— Exercise directions —
Lines of the data that contain the word "What" are the ones to copy.

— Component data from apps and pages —
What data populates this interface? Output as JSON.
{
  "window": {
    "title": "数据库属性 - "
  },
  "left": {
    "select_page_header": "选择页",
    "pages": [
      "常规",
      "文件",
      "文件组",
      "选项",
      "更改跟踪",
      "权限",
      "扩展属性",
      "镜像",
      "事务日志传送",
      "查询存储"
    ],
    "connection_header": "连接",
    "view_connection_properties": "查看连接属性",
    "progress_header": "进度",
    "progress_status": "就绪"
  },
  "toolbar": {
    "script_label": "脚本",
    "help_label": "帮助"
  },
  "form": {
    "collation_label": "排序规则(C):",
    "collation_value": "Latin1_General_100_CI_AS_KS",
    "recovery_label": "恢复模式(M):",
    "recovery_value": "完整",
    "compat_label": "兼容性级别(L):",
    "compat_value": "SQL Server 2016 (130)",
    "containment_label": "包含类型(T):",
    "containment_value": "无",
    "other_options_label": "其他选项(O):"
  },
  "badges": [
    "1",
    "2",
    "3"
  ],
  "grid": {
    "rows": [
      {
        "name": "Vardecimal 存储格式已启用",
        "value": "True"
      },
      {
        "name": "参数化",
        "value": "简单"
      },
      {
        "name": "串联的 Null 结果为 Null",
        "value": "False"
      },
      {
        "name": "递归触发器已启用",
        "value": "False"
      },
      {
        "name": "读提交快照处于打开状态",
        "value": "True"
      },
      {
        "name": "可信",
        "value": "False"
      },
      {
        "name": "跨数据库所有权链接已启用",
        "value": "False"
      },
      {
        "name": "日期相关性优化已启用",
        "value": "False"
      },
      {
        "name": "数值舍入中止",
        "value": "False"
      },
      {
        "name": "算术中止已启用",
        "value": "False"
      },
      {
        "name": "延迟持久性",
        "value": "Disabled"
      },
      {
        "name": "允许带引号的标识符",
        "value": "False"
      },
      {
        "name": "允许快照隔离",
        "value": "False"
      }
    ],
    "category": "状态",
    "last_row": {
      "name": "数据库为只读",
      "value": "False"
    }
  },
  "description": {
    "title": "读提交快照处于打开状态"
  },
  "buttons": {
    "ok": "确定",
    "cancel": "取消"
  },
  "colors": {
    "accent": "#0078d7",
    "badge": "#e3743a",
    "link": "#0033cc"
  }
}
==
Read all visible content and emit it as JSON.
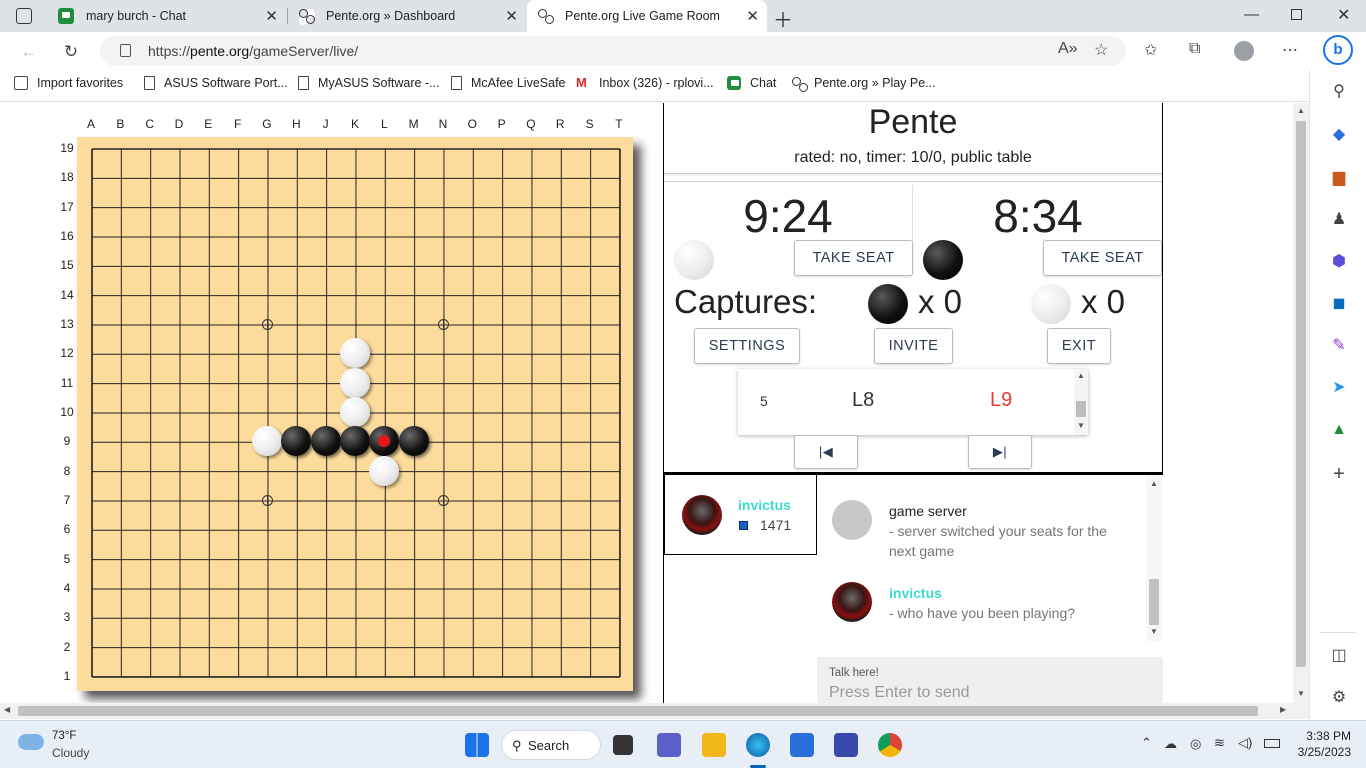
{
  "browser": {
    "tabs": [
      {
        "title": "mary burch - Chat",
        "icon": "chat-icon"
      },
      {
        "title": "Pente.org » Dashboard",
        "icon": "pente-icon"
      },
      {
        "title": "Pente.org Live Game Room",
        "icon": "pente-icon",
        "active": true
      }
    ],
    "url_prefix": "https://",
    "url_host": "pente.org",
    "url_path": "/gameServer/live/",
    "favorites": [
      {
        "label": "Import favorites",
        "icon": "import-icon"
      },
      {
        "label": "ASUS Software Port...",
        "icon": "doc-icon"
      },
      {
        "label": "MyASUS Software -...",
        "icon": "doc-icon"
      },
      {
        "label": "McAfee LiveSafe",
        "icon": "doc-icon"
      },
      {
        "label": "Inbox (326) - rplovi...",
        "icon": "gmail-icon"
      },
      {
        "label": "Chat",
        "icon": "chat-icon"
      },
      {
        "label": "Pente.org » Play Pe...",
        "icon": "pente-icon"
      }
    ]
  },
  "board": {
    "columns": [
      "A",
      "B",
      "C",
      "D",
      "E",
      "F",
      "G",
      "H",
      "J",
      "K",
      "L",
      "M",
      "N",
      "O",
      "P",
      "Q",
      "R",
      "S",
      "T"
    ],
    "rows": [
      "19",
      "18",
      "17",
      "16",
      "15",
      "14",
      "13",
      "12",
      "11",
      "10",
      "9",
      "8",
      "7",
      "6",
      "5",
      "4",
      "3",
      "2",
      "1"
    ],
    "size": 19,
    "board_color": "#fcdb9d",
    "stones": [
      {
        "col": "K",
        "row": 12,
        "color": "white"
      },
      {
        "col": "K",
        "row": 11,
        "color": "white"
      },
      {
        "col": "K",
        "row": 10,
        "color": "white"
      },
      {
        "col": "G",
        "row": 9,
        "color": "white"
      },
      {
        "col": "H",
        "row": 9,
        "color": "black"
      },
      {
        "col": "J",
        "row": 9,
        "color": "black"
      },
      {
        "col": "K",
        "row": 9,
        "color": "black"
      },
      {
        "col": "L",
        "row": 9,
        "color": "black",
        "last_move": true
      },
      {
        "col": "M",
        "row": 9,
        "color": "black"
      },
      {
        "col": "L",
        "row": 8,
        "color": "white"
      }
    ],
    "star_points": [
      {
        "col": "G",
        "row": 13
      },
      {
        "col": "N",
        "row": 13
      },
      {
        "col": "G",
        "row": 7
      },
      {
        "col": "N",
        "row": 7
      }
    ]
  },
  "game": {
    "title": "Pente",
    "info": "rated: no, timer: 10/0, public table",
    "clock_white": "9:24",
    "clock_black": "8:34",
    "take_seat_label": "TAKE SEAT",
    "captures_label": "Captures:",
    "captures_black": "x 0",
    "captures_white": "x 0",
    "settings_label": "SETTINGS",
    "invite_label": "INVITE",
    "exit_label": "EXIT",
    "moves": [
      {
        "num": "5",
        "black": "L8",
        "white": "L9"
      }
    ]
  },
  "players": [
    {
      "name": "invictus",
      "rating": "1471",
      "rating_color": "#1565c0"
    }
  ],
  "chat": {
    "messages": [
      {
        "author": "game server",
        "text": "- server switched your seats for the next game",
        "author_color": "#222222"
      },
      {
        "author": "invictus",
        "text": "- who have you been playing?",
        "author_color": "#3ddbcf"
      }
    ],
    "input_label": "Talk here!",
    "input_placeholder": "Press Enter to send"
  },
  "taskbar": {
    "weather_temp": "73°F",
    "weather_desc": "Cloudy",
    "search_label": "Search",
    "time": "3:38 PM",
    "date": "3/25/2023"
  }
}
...
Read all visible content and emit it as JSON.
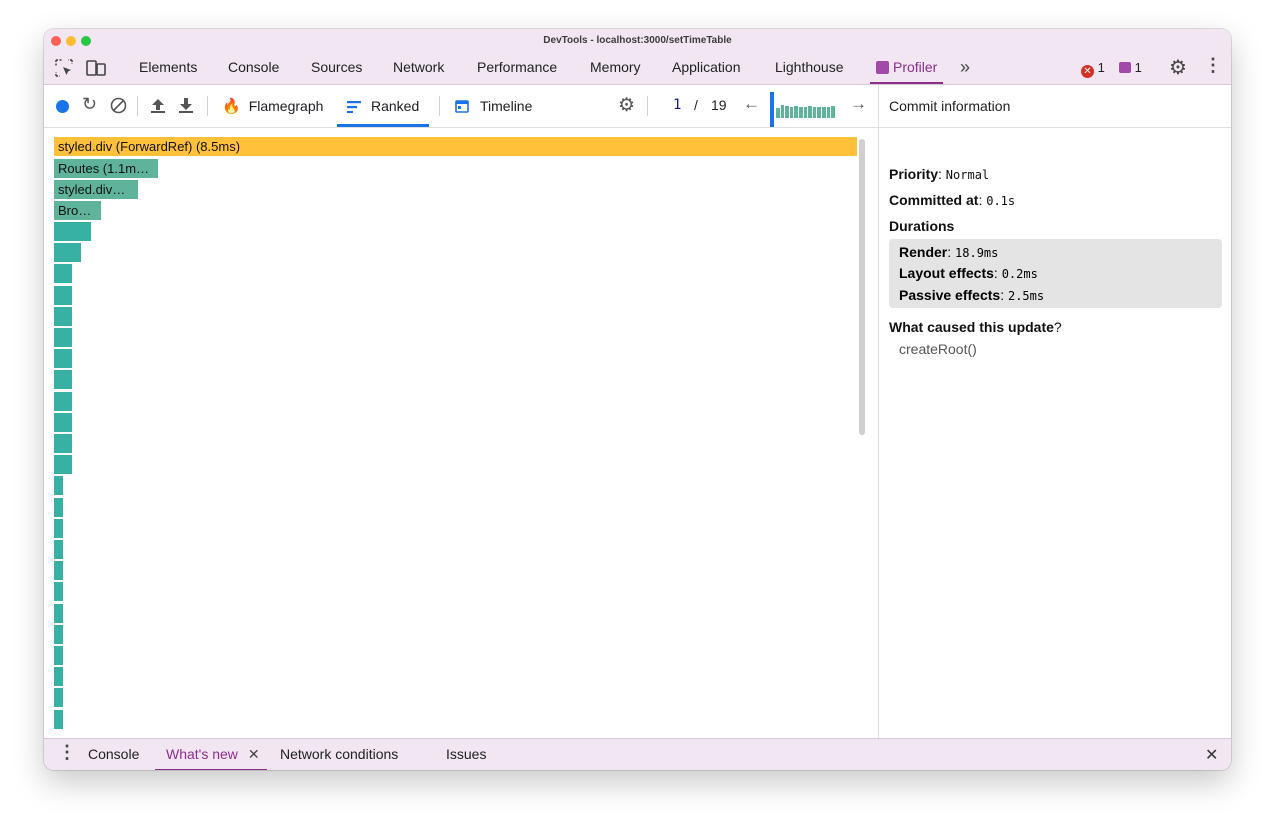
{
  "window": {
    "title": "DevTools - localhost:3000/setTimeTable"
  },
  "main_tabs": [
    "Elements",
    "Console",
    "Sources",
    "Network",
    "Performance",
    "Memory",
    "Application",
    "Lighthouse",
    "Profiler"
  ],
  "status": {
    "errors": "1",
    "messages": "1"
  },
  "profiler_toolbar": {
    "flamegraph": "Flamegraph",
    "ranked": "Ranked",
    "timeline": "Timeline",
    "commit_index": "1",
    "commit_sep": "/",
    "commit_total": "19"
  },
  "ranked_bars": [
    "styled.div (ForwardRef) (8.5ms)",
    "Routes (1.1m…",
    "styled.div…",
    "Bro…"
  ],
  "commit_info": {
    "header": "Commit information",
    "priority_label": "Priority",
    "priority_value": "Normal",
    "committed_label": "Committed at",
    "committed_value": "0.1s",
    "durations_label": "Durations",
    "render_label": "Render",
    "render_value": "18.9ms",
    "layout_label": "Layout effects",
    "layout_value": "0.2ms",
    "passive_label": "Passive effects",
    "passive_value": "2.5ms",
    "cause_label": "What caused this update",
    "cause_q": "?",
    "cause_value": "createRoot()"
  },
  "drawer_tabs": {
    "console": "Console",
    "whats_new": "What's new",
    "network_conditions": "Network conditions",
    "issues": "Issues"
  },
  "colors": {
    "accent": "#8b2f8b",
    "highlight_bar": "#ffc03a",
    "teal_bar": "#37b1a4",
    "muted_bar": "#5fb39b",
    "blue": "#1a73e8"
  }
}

— Solved problem —
What data populates this interface? Output as JSON.
    "cause_label": "What caused this update",
    "whats_new": "What's new",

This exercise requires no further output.